#### INPUT DATA

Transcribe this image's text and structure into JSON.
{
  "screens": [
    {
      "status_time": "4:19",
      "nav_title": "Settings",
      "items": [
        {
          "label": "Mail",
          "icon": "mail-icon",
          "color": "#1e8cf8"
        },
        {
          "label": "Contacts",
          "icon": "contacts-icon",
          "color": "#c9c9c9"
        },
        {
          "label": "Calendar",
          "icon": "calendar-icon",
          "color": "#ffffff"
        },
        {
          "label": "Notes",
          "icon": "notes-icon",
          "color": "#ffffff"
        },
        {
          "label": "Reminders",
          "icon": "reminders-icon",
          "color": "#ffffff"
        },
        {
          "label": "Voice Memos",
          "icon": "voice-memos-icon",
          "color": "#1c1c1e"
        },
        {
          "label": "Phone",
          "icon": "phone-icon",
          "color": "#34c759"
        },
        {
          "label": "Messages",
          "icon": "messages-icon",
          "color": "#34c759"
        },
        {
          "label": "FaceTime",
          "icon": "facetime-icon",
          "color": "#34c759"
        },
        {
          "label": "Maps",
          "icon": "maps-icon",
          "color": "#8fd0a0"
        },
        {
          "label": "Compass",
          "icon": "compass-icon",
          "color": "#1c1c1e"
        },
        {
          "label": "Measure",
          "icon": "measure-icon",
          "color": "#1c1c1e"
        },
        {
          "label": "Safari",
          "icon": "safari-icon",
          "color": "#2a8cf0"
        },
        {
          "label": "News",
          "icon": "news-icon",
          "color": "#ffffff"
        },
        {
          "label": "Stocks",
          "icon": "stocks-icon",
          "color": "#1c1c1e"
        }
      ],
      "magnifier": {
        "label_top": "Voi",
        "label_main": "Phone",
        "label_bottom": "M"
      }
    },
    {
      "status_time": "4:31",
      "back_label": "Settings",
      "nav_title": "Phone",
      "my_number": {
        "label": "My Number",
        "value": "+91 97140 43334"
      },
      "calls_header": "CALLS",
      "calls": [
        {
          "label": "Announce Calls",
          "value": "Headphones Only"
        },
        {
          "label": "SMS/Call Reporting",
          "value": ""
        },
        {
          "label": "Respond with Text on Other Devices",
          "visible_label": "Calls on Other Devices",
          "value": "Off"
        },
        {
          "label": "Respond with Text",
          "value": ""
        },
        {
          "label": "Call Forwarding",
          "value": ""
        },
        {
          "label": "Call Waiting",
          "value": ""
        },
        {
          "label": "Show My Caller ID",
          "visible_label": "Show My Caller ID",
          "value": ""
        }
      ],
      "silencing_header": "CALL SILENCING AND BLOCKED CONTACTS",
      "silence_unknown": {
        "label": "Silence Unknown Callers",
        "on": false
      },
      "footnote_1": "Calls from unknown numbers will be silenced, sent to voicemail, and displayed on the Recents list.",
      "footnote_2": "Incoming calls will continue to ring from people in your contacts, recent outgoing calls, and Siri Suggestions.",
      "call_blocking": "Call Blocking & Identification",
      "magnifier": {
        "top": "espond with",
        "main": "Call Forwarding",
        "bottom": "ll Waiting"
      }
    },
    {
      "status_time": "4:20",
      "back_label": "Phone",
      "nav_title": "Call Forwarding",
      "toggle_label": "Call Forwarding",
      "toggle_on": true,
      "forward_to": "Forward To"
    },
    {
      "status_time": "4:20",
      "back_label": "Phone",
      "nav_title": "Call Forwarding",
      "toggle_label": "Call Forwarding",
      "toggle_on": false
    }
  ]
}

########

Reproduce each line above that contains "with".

(SOLUTION TO THIS PROBLEM)
          "label": "Respond with Text on Other Devices",
          "label": "Respond with Text",
        "top": "espond with",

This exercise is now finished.